Contrary to some recent press reports, the "Theories of Origin" policy adopted by the Cobb County, Georgia, Board of Education on September 26, 2002, specifically disallows the teaching of creationism. As enacted, the policy explicitly states that, “It is the intent of the Cobb County Board of Education that this policy not be interpreted to restrict the teaching of evolution; to promote or require the teaching of creationism; or to discriminate for or against a particular set of religious beliefs, religion in general, or non-religion.”
An organization which has actively promoted intelligent design creationism and opposed evolution education in Kansas and Ohio in recent years has now opened a branch in New Mexico. Intelligent Design network, inc. ("IDnet") of Shawnee Mission, Kansas announced the creation of Intelligent Design Network of New Mexico in a July 23 press release. The announcement implies that IDnet is also looking to expand to other states as well. IDnet is led by retired lawyer John Calvert; IDnet of New Mexico will be led by Joe Renick, a mechanical engineer.
The district’s current policy entitled "Theories of Origin" dates from 1995. It reads as follows:
Two moderates on the Kansas Board of Education lost their primary bids on August 6, raising the chances the board could return to a 5-5 moderate-conservative split. The defeats of Republicans Sonny Rundell, from Syracuse, and Val DeFever, of Independence, means moderates could lose the majority they won in elections following the 1999 debacle when a conservative majority adopted science standards removing many references to evolution, the age of the earth, and the big bang.
US News and World Report's cover story for July 29, 2002, is "The New Reality of Evolution." The article entitled "Life's Grand Design: A new breed of anti-evolutionists credits it to an unnamed intelligence" casts an appropriately skeptical eye over the intelligent design movement. NCSE members and supporters Robert Pennock, Kenneth Miller, and Jack Krebs are quoted.
On June 20 the 214th General Assembly of the Presbyterian Church (USA), meeting in Columbus, Ohio, passed the following resolution:
"The 214th General Assembly of the Presbyterian Church (USA)
"1. Reaffirms that God is Creator, in accordance with the witness of Scripture and the Reformed Confessions.
"2. Reaffirms that there is no contradiction between an evolutionary theory of human origins and the doctrine of God as Creator.
On June 17 the Board of the Annville-Cleona School District voted to reject proposed 7th and 8th grade reading course textbooks. According to news reports in the Lebanon Daily News and Harrisburg Patriot-News board members objected to some of the topics presented, including evolution and "radical environmentalism". One board member was quoted as opposing one book "because it does include evolution stated as fact...

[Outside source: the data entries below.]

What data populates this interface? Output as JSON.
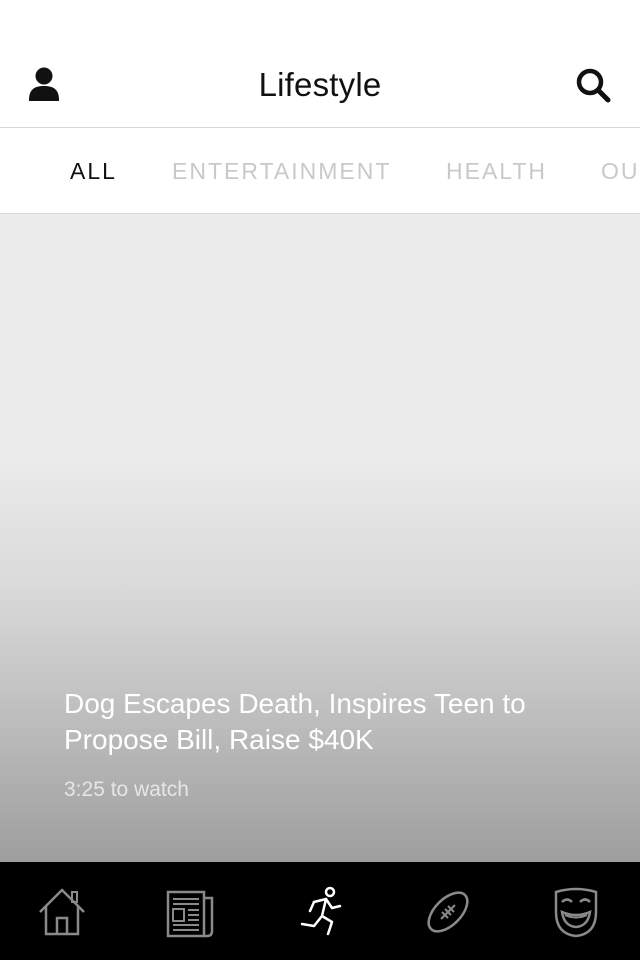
{
  "header": {
    "title": "Lifestyle",
    "profile_icon": "user-icon",
    "search_icon": "search-icon"
  },
  "category_tabs": [
    {
      "label": "ALL",
      "active": true
    },
    {
      "label": "ENTERTAINMENT",
      "active": false
    },
    {
      "label": "HEALTH",
      "active": false
    },
    {
      "label": "OU",
      "active": false
    }
  ],
  "featured": {
    "title": "Dog Escapes Death, Inspires Teen to Propose Bill, Raise $40K",
    "duration": "3:25 to watch"
  },
  "bottom_nav": [
    {
      "icon": "home-icon",
      "active": false
    },
    {
      "icon": "newspaper-icon",
      "active": false
    },
    {
      "icon": "runner-icon",
      "active": true
    },
    {
      "icon": "football-icon",
      "active": false
    },
    {
      "icon": "mask-icon",
      "active": false
    }
  ],
  "colors": {
    "active_text": "#111111",
    "inactive_tab": "#c9c9c9",
    "tab_bar_bg": "#000000",
    "inactive_icon": "#8a8a8a",
    "active_icon": "#ffffff"
  }
}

On June 7, 2002 the Nebraska Board of Education voted 5-2 to add the state's existing science standards, including coverage of evolution, to the official requirements for school accreditation. According to a report in the Omaha World-Herald, supporters of "intelligent design" had asked the Board to delay this step, hoping that the standards could be changed. The Board refused to do so.